[DATASET RECORDS — start]

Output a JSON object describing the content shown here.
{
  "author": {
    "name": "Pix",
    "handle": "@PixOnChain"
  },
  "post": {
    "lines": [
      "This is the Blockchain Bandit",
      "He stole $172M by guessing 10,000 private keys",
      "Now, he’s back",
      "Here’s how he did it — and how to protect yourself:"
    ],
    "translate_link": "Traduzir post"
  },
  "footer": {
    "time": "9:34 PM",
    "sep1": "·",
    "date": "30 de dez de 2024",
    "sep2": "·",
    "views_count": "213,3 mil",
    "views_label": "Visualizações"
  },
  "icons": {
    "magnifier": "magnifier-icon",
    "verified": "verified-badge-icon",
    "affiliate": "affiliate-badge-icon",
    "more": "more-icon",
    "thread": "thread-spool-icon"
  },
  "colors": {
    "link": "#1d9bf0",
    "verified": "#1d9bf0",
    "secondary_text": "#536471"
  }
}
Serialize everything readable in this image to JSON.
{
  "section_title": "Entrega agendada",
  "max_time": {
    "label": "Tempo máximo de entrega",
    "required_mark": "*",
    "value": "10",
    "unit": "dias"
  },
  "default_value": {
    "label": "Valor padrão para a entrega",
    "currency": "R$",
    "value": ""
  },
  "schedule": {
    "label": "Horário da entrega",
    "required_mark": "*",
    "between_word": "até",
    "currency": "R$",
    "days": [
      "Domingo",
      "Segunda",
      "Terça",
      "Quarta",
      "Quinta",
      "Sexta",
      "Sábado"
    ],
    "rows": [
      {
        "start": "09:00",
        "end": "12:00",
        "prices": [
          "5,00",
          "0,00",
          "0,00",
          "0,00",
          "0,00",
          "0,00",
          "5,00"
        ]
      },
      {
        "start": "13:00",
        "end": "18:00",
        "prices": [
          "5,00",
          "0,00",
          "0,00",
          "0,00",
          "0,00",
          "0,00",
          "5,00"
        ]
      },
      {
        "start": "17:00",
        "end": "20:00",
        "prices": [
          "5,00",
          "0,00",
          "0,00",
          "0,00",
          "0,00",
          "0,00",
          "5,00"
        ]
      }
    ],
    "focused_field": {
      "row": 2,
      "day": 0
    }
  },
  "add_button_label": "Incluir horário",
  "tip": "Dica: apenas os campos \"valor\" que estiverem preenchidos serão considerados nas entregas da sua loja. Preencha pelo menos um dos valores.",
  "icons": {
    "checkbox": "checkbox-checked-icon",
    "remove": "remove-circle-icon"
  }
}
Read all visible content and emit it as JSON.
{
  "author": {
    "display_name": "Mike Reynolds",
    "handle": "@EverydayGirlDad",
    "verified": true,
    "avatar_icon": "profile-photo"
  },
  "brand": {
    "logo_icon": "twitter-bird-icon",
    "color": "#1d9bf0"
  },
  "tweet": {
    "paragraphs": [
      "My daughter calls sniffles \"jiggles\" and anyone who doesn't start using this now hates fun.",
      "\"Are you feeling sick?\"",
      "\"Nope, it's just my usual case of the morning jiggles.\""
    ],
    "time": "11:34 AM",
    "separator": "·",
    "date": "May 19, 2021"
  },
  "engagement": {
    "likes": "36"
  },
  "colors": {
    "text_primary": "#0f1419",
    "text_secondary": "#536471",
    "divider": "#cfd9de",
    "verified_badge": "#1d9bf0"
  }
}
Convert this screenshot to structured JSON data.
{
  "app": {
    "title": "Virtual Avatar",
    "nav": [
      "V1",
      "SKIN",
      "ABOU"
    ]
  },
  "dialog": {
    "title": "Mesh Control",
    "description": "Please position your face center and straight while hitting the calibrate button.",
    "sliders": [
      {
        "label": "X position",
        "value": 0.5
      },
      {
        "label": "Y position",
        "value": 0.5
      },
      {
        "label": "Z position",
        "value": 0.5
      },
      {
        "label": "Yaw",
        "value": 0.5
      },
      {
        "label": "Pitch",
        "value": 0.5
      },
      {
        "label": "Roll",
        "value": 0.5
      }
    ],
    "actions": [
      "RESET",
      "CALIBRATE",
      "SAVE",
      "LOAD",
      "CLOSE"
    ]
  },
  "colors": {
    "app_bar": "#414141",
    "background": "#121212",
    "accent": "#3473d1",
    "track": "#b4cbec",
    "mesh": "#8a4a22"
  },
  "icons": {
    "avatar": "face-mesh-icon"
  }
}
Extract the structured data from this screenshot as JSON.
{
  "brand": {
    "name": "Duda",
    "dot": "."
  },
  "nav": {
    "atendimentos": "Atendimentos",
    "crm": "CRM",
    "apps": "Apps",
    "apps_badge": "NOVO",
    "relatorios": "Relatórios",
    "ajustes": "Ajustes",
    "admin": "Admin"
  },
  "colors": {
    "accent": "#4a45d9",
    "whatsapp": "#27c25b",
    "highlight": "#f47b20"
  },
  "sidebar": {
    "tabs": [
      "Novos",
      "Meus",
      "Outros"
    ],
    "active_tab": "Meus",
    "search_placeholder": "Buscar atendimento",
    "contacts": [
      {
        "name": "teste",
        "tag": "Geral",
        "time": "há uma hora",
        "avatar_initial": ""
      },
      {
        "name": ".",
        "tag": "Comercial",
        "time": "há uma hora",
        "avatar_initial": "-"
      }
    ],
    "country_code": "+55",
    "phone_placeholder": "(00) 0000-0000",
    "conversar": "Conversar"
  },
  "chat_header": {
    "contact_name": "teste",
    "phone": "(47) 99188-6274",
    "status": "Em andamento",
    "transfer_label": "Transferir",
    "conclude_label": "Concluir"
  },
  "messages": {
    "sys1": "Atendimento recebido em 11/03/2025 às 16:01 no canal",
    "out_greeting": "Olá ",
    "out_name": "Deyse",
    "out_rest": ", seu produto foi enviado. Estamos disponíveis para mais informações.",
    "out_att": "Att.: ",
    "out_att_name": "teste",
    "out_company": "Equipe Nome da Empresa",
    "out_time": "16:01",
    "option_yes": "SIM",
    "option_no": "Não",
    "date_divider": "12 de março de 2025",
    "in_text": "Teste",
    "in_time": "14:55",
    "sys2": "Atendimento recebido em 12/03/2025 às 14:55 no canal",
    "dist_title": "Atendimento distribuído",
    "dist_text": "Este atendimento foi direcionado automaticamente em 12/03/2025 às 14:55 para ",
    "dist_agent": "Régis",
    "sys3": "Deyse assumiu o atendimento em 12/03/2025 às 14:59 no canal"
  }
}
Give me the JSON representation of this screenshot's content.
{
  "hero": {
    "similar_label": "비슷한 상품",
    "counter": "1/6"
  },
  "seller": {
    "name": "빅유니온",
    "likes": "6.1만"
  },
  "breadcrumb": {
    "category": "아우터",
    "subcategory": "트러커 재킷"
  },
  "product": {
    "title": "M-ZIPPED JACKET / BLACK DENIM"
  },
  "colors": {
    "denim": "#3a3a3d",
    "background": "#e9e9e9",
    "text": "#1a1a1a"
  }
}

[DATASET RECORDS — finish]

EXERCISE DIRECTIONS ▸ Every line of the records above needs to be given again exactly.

RESPONSE AREA ▸
Output a JSON object describing the content shown here.
{
  "author": {
    "name": "Pix",
    "handle": "@PixOnChain"
  },
  "post": {
    "lines": [
      "This is the Blockchain Bandit",
      "He stole $172M by guessing 10,000 private keys",
      "Now, he’s back",
      "Here’s how he did it — and how to protect yourself:"
    ],
    "translate_link": "Traduzir post"
  },
  "footer": {
    "time": "9:34 PM",
    "sep1": "·",
    "date": "30 de dez de 2024",
    "sep2": "·",
    "views_count": "213,3 mil",
    "views_label": "Visualizações"
  },
  "icons": {
    "magnifier": "magnifier-icon",
    "verified": "verified-badge-icon",
    "affiliate": "affiliate-badge-icon",
    "more": "more-icon",
    "thread": "thread-spool-icon"
  },
  "colors": {
    "link": "#1d9bf0",
    "verified": "#1d9bf0",
    "secondary_text": "#536471"
  }
}
Serialize everything readable in this image to JSON.
{
  "section_title": "Entrega agendada",
  "max_time": {
    "label": "Tempo máximo de entrega",
    "required_mark": "*",
    "value": "10",
    "unit": "dias"
  },
  "default_value": {
    "label": "Valor padrão para a entrega",
    "currency": "R$",
    "value": ""
  },
  "schedule": {
    "label": "Horário da entrega",
    "required_mark": "*",
    "between_word": "até",
    "currency": "R$",
    "days": [
      "Domingo",
      "Segunda",
      "Terça",
      "Quarta",
      "Quinta",
      "Sexta",
      "Sábado"
    ],
    "rows": [
      {
        "start": "09:00",
        "end": "12:00",
        "prices": [
          "5,00",
          "0,00",
          "0,00",
          "0,00",
          "0,00",
          "0,00",
          "5,00"
        ]
      },
      {
        "start": "13:00",
        "end": "18:00",
        "prices": [
          "5,00",
          "0,00",
          "0,00",
          "0,00",
          "0,00",
          "0,00",
          "5,00"
        ]
      },
      {
        "start": "17:00",
        "end": "20:00",
        "prices": [
          "5,00",
          "0,00",
          "0,00",
          "0,00",
          "0,00",
          "0,00",
          "5,00"
        ]
      }
    ],
    "focused_field": {
      "row": 2,
      "day": 0
    }
  },
  "add_button_label": "Incluir horário",
  "tip": "Dica: apenas os campos \"valor\" que estiverem preenchidos serão considerados nas entregas da sua loja. Preencha pelo menos um dos valores.",
  "icons": {
    "checkbox": "checkbox-checked-icon",
    "remove": "remove-circle-icon"
  }
}
Read all visible content and emit it as JSON.
{
  "author": {
    "display_name": "Mike Reynolds",
    "handle": "@EverydayGirlDad",
    "verified": true,
    "avatar_icon": "profile-photo"
  },
  "brand": {
    "logo_icon": "twitter-bird-icon",
    "color": "#1d9bf0"
  },
  "tweet": {
    "paragraphs": [
      "My daughter calls sniffles \"jiggles\" and anyone who doesn't start using this now hates fun.",
      "\"Are you feeling sick?\"",
      "\"Nope, it's just my usual case of the morning jiggles.\""
    ],
    "time": "11:34 AM",
    "separator": "·",
    "date": "May 19, 2021"
  },
  "engagement": {
    "likes": "36"
  },
  "colors": {
    "text_primary": "#0f1419",
    "text_secondary": "#536471",
    "divider": "#cfd9de",
    "verified_badge": "#1d9bf0"
  }
}
Convert this screenshot to structured JSON data.
{
  "app": {
    "title": "Virtual Avatar",
    "nav": [
      "V1",
      "SKIN",
      "ABOU"
    ]
  },
  "dialog": {
    "title": "Mesh Control",
    "description": "Please position your face center and straight while hitting the calibrate button.",
    "sliders": [
      {
        "label": "X position",
        "value": 0.5
      },
      {
        "label": "Y position",
        "value": 0.5
      },
      {
        "label": "Z position",
        "value": 0.5
      },
      {
        "label": "Yaw",
        "value": 0.5
      },
      {
        "label": "Pitch",
        "value": 0.5
      },
      {
        "label": "Roll",
        "value": 0.5
      }
    ],
    "actions": [
      "RESET",
      "CALIBRATE",
      "SAVE",
      "LOAD",
      "CLOSE"
    ]
  },
  "colors": {
    "app_bar": "#414141",
    "background": "#121212",
    "accent": "#3473d1",
    "track": "#b4cbec",
    "mesh": "#8a4a22"
  },
  "icons": {
    "avatar": "face-mesh-icon"
  }
}
Extract the structured data from this screenshot as JSON.
{
  "brand": {
    "name": "Duda",
    "dot": "."
  },
  "nav": {
    "atendimentos": "Atendimentos",
    "crm": "CRM",
    "apps": "Apps",
    "apps_badge": "NOVO",
    "relatorios": "Relatórios",
    "ajustes": "Ajustes",
    "admin": "Admin"
  },
  "colors": {
    "accent": "#4a45d9",
    "whatsapp": "#27c25b",
    "highlight": "#f47b20"
  },
  "sidebar": {
    "tabs": [
      "Novos",
      "Meus",
      "Outros"
    ],
    "active_tab": "Meus",
    "search_placeholder": "Buscar atendimento",
    "contacts": [
      {
        "name": "teste",
        "tag": "Geral",
        "time": "há uma hora",
        "avatar_initial": ""
      },
      {
        "name": ".",
        "tag": "Comercial",
        "time": "há uma hora",
        "avatar_initial": "-"
      }
    ],
    "country_code": "+55",
    "phone_placeholder": "(00) 0000-0000",
    "conversar": "Conversar"
  },
  "chat_header": {
    "contact_name": "teste",
    "phone": "(47) 99188-6274",
    "status": "Em andamento",
    "transfer_label": "Transferir",
    "conclude_label": "Concluir"
  },
  "messages": {
    "sys1": "Atendimento recebido em 11/03/2025 às 16:01 no canal",
    "out_greeting": "Olá ",
    "out_name": "Deyse",
    "out_rest": ", seu produto foi enviado. Estamos disponíveis para mais informações.",
    "out_att": "Att.: ",
    "out_att_name": "teste",
    "out_company": "Equipe Nome da Empresa",
    "out_time": "16:01",
    "option_yes": "SIM",
    "option_no": "Não",
    "date_divider": "12 de março de 2025",
    "in_text": "Teste",
    "in_time": "14:55",
    "sys2": "Atendimento recebido em 12/03/2025 às 14:55 no canal",
    "dist_title": "Atendimento distribuído",
    "dist_text": "Este atendimento foi direcionado automaticamente em 12/03/2025 às 14:55 para ",
    "dist_agent": "Régis",
    "sys3": "Deyse assumiu o atendimento em 12/03/2025 às 14:59 no canal"
  }
}
Give me the JSON representation of this screenshot's content.
{
  "hero": {
    "similar_label": "비슷한 상품",
    "counter": "1/6"
  },
  "seller": {
    "name": "빅유니온",
    "likes": "6.1만"
  },
  "breadcrumb": {
    "category": "아우터",
    "subcategory": "트러커 재킷"
  },
  "product": {
    "title": "M-ZIPPED JACKET / BLACK DENIM"
  },
  "colors": {
    "denim": "#3a3a3d",
    "background": "#e9e9e9",
    "text": "#1a1a1a"
  }
}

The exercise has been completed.